§ **Your objective**
The reply should reproduce every line of the data below word for word, minus any images.

§ **Listed records**
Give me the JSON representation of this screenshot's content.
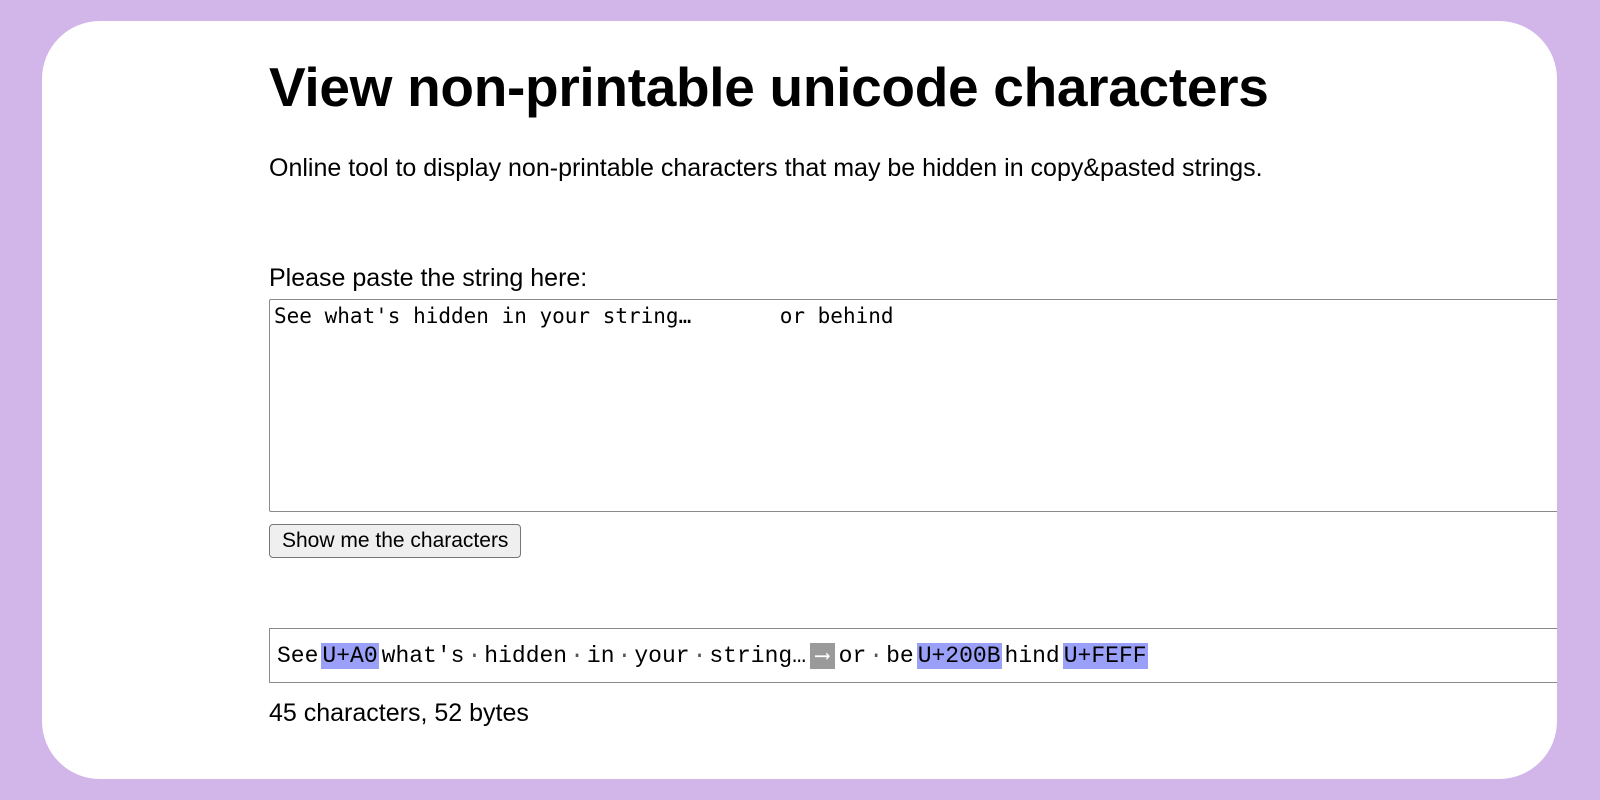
{
  "page": {
    "title": "View non-printable unicode characters",
    "subtitle": "Online tool to display non-printable characters that may be hidden in copy&pasted strings."
  },
  "input": {
    "label": "Please paste the string here:",
    "value": "See what's hidden in your string…       or behind"
  },
  "show_button_label": "Show me the characters",
  "output": {
    "tokens": [
      {
        "type": "text",
        "text": "See"
      },
      {
        "type": "code",
        "text": "U+A0"
      },
      {
        "type": "text",
        "text": "what's"
      },
      {
        "type": "dot",
        "text": "·"
      },
      {
        "type": "text",
        "text": "hidden"
      },
      {
        "type": "dot",
        "text": "·"
      },
      {
        "type": "text",
        "text": "in"
      },
      {
        "type": "dot",
        "text": "·"
      },
      {
        "type": "text",
        "text": "your"
      },
      {
        "type": "dot",
        "text": "·"
      },
      {
        "type": "text",
        "text": "string…"
      },
      {
        "type": "tab",
        "text": "⟶"
      },
      {
        "type": "text",
        "text": "or"
      },
      {
        "type": "dot",
        "text": "·"
      },
      {
        "type": "text",
        "text": "be"
      },
      {
        "type": "code",
        "text": "U+200B"
      },
      {
        "type": "text",
        "text": "hind"
      },
      {
        "type": "code",
        "text": "U+FEFF"
      }
    ]
  },
  "stats": "45 characters, 52 bytes",
  "colors": {
    "page_background": "#d2b6ea",
    "card_background": "#ffffff",
    "code_highlight": "#9aa0f8",
    "tab_highlight": "#9a9a9a"
  }
}
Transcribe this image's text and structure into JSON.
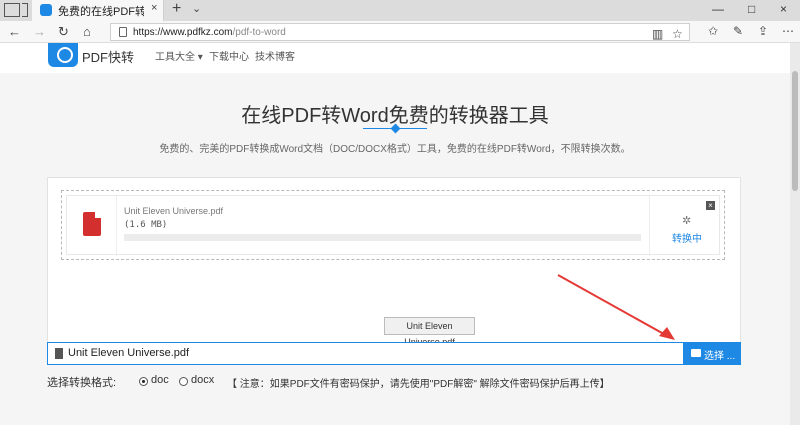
{
  "browser": {
    "tab_title": "免费的在线PDF转Word-",
    "tab_close": "×",
    "new_tab": "+",
    "tab_list": "⌄",
    "url_host": "https://www.pdfkz.com",
    "url_path": "/pdf-to-word",
    "win_min": "—",
    "win_max": "□",
    "win_close": "×"
  },
  "header": {
    "brand": "PDF快转",
    "nav": [
      "工具大全 ▾",
      "下载中心",
      "技术博客"
    ]
  },
  "hero": {
    "title": "在线PDF转Word免费的转换器工具",
    "subtitle": "免费的、完美的PDF转换成Word文档（DOC/DOCX格式）工具，免费的在线PDF转Word，不限转换次数。"
  },
  "file_card": {
    "file_name": "Unit Eleven Universe.pdf",
    "file_size": "(1.6 MB)",
    "progress_fraction": 0,
    "status": "转换中",
    "close": "×"
  },
  "tooltip": "Unit Eleven Universe.pdf",
  "file_input": {
    "value": "Unit Eleven Universe.pdf",
    "button": "选择 ..."
  },
  "format": {
    "label": "选择转换格式:",
    "options": [
      "doc",
      "docx"
    ],
    "selected": "doc",
    "notice": "【 注意：如果PDF文件有密码保护，请先使用\"PDF解密\" 解除文件密码保护后再上传】"
  },
  "colors": {
    "accent": "#1e88e5",
    "pdf_red": "#d32f2f",
    "arrow": "#e53935"
  }
}
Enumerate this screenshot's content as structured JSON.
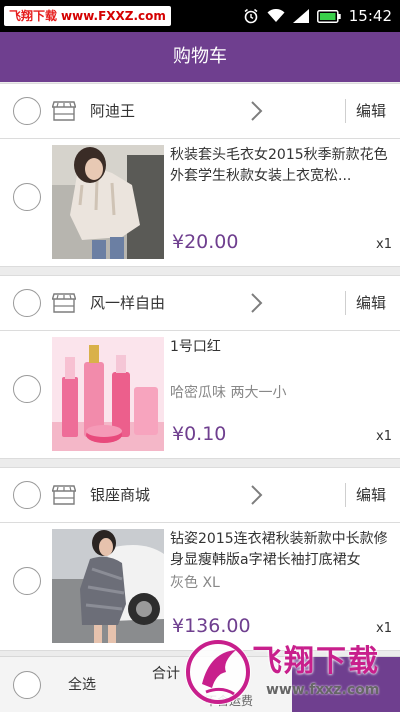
{
  "status_bar": {
    "watermark_name": "飞翔下载",
    "watermark_url": "www.FXXZ.com",
    "time": "15:42",
    "icons": [
      "alarm-icon",
      "wifi-icon",
      "signal-icon",
      "battery-icon"
    ]
  },
  "header": {
    "title": "购物车"
  },
  "shops": [
    {
      "name": "阿迪王",
      "edit_label": "编辑",
      "item": {
        "title": "秋装套头毛衣女2015秋季新款花色外套学生秋款女装上衣宽松...",
        "spec": "",
        "price": "¥20.00",
        "qty": "x1"
      }
    },
    {
      "name": "风一样自由",
      "edit_label": "编辑",
      "item": {
        "title": "1号口红",
        "spec": "哈密瓜味 两大一小",
        "price": "¥0.10",
        "qty": "x1"
      }
    },
    {
      "name": "银座商城",
      "edit_label": "编辑",
      "item": {
        "title": "钻姿2015连衣裙秋装新款中长款修身显瘦韩版a字裙长袖打底裙女",
        "spec": "灰色 XL",
        "price": "¥136.00",
        "qty": "x1"
      }
    }
  ],
  "bottom_bar": {
    "select_all_label": "全选",
    "total_label": "合计",
    "shipping_note": "不含运费"
  },
  "watermark": {
    "brand": "飞翔下载",
    "url": "www.fxxz.com"
  },
  "colors": {
    "accent": "#6f3f8f",
    "header_bg": "#6f3f8f",
    "watermark": "#c81f8c"
  }
}
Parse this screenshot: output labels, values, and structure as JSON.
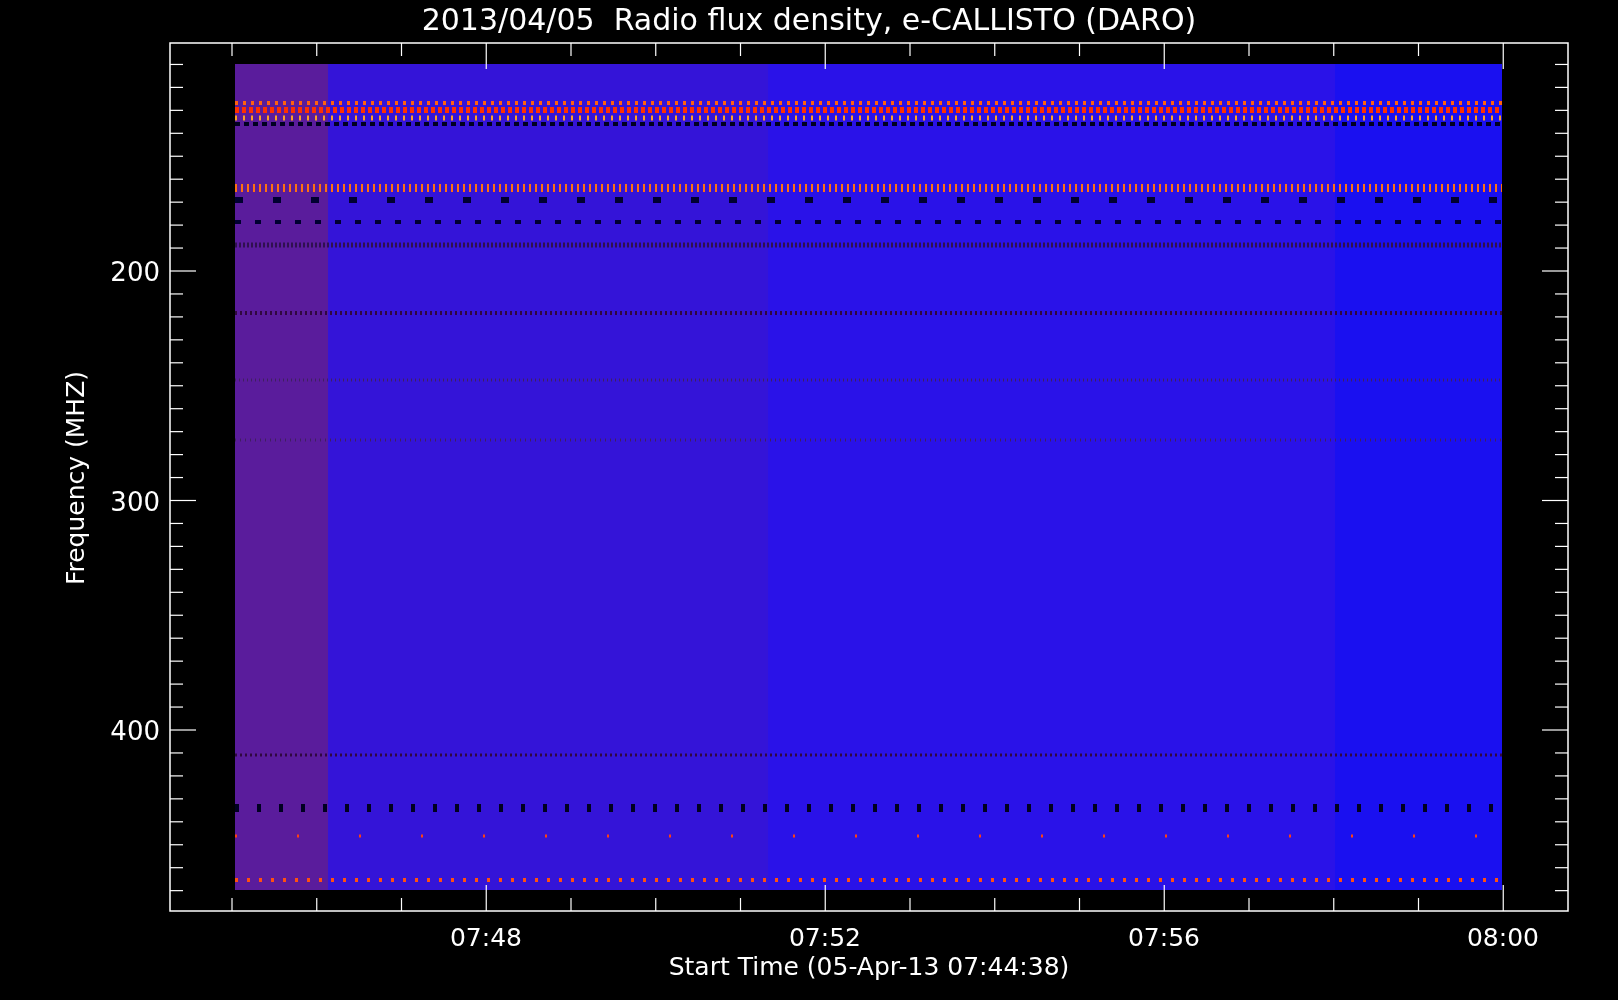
{
  "title": "2013/04/05  Radio flux density, e-CALLISTO (DARO)",
  "y_axis": {
    "label": "Frequency (MHZ)",
    "ticks": [
      "200",
      "300",
      "400"
    ]
  },
  "x_axis": {
    "label": "Start Time (05-Apr-13 07:44:38)",
    "ticks": [
      "07:48",
      "07:52",
      "07:56",
      "08:00"
    ]
  }
}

§ **Result below**
Give me the JSON representation of this screenshot's content.
{
  "page": {
    "title": "View non-printable unicode characters",
    "subtitle": "Online tool to display non-printable characters that may be hidden in copy&pasted strings."
  },
  "input": {
    "label": "Please paste the string here:",
    "value": "See what's hidden in your string…       or behind"
  },
  "show_button_label": "Show me the characters",
  "output": {
    "tokens": [
      {
        "type": "text",
        "text": "See"
      },
      {
        "type": "code",
        "text": "U+A0"
      },
      {
        "type": "text",
        "text": "what's"
      },
      {
        "type": "dot",
        "text": "·"
      },
      {
        "type": "text",
        "text": "hidden"
      },
      {
        "type": "dot",
        "text": "·"
      },
      {
        "type": "text",
        "text": "in"
      },
      {
        "type": "dot",
        "text": "·"
      },
      {
        "type": "text",
        "text": "your"
      },
      {
        "type": "dot",
        "text": "·"
      },
      {
        "type": "text",
        "text": "string…"
      },
      {
        "type": "tab",
        "text": "⟶"
      },
      {
        "type": "text",
        "text": "or"
      },
      {
        "type": "dot",
        "text": "·"
      },
      {
        "type": "text",
        "text": "be"
      },
      {
        "type": "code",
        "text": "U+200B"
      },
      {
        "type": "text",
        "text": "hind"
      },
      {
        "type": "code",
        "text": "U+FEFF"
      }
    ]
  },
  "stats": "45 characters, 52 bytes",
  "colors": {
    "page_background": "#d2b6ea",
    "card_background": "#ffffff",
    "code_highlight": "#9aa0f8",
    "tab_highlight": "#9a9a9a"
  }
}
Transcribe this image's text and structure into JSON.
{
  "browser": {
    "tab_title": "免费的在线PDF转Word-",
    "tab_close": "×",
    "new_tab": "+",
    "tab_list": "⌄",
    "url_host": "https://www.pdfkz.com",
    "url_path": "/pdf-to-word",
    "win_min": "—",
    "win_max": "□",
    "win_close": "×"
  },
  "header": {
    "brand": "PDF快转",
    "nav": [
      "工具大全 ▾",
      "下载中心",
      "技术博客"
    ]
  },
  "hero": {
    "title": "在线PDF转Word免费的转换器工具",
    "subtitle": "免费的、完美的PDF转换成Word文档（DOC/DOCX格式）工具，免费的在线PDF转Word，不限转换次数。"
  },
  "file_card": {
    "file_name": "Unit Eleven Universe.pdf",
    "file_size": "(1.6 MB)",
    "progress_fraction": 0,
    "status": "转换中",
    "close": "×"
  },
  "tooltip": "Unit Eleven Universe.pdf",
  "file_input": {
    "value": "Unit Eleven Universe.pdf",
    "button": "选择 ..."
  },
  "format": {
    "label": "选择转换格式:",
    "options": [
      "doc",
      "docx"
    ],
    "selected": "doc",
    "notice": "【 注意：如果PDF文件有密码保护，请先使用\"PDF解密\" 解除文件密码保护后再上传】"
  },
  "colors": {
    "accent": "#1e88e5",
    "pdf_red": "#d32f2f",
    "arrow": "#e53935"
  }
}
Enumerate this screenshot's content as structured JSON.
{
  "status_bar": {
    "watermark_name": "飞翔下载",
    "watermark_url": "www.FXXZ.com",
    "time": "15:42",
    "icons": [
      "alarm-icon",
      "wifi-icon",
      "signal-icon",
      "battery-icon"
    ]
  },
  "header": {
    "title": "购物车"
  },
  "shops": [
    {
      "name": "阿迪王",
      "edit_label": "编辑",
      "item": {
        "title": "秋装套头毛衣女2015秋季新款花色外套学生秋款女装上衣宽松...",
        "spec": "",
        "price": "¥20.00",
        "qty": "x1"
      }
    },
    {
      "name": "风一样自由",
      "edit_label": "编辑",
      "item": {
        "title": "1号口红",
        "spec": "哈密瓜味 两大一小",
        "price": "¥0.10",
        "qty": "x1"
      }
    },
    {
      "name": "银座商城",
      "edit_label": "编辑",
      "item": {
        "title": "钻姿2015连衣裙秋装新款中长款修身显瘦韩版a字裙长袖打底裙女",
        "spec": "灰色 XL",
        "price": "¥136.00",
        "qty": "x1"
      }
    }
  ],
  "bottom_bar": {
    "select_all_label": "全选",
    "total_label": "合计",
    "shipping_note": "不含运费"
  },
  "watermark": {
    "brand": "飞翔下载",
    "url": "www.fxxz.com"
  },
  "colors": {
    "accent": "#6f3f8f",
    "header_bg": "#6f3f8f",
    "watermark": "#c81f8c"
  }
}
Parse this screenshot: output labels, values, and structure as JSON.
{
  "title": "2013/04/05  Radio flux density, e-CALLISTO (DARO)",
  "y_axis": {
    "label": "Frequency (MHZ)",
    "ticks": [
      "200",
      "300",
      "400"
    ]
  },
  "x_axis": {
    "label": "Start Time (05-Apr-13 07:44:38)",
    "ticks": [
      "07:48",
      "07:52",
      "07:56",
      "08:00"
    ]
  }
}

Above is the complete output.